Testimonials

  • It was very participatory. It was a great way of sharing and learning.

    Feedback on interpreting project
  • It was very participatory. It was a great way of sharing and learning.

    Feedback on interpreting project
  • [The learning events] helped me to think further ahead on quality when reviewing a contract. The need to get quality feedback from patients and staff to find out ‘is it working?’ ‘Is it effective?’ as this is something perhaps commissioners have not looked at.

    Sofia Jabeer, West Midlands Ambulance Service, feedback on interpreting project
  • Liverpool Community Health NHS Trust had participated in the Merseyside learning events in December 2013.  They applied some of the learning from these events when looking to re-commission the interpreting services.  Below Frank Davidson, Equality and Diversity Advisor for the Trust describes what took place

    Liverpool Community Health recently held a mini-competition to decide on the most appropriate supplier to meet its large demand for face-to-face interpreters. The training provided by Wendy Lillie and Jabeer Butt helped us to clarify exactly what we needed and what we should be asking of potential suppliers.

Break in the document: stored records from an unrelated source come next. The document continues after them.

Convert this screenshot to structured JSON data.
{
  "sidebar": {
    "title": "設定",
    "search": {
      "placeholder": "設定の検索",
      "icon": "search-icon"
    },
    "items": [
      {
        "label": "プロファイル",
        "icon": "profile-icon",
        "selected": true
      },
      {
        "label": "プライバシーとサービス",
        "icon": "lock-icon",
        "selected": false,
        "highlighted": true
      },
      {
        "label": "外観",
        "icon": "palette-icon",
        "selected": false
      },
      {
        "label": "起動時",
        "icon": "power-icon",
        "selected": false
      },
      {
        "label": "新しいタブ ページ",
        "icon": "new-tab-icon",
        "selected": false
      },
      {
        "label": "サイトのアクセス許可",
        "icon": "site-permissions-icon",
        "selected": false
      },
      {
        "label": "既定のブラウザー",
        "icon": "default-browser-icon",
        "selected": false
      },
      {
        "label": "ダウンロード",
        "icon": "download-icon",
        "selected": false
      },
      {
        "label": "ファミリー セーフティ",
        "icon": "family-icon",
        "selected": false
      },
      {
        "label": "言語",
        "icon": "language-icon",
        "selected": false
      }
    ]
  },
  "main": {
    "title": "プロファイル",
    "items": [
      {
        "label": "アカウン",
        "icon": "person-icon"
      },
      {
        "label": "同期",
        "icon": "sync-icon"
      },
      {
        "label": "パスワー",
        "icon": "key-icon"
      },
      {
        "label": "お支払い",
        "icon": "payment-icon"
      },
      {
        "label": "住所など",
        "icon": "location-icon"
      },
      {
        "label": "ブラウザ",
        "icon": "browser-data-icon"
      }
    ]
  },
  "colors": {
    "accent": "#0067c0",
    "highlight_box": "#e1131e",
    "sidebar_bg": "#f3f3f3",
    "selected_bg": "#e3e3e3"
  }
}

    The training showed us that we should be expecting more from the suppliers; we (the NHS) should have greater expectations and demand more. We wanted to improve the quality of the serviced which was provided to our patients. This could be done by getting feedback from clinicians and patients i.e. those who use the service.

    We asked potential suppliers to consider innovative ways of collecting feedback from users. This was an approach which some hadn’t given much thought to but some had interesting ideas and said they would be happy to work with us to develop bespoke strategies. We also asked how they already or intended to work/engage with local community groups. Again, this was something that most did not do prioritise.

    We also asked how much their interpreters were paid which would give an indication of how much they invested in their interpreters. Similarly we asked what training/development opportunities they offered their interpreters. It became apparent that they shared many interpreters so as training could benefit another company it was not seen as a priority.

    Overall the training from Wendy helped us focus on what we really needed and to be more assertive/demanding towards the interpreting company – knowing how they operated helped us approach them with more confidence.

    Feedback on commissioning interpreting services training: Embedding the learning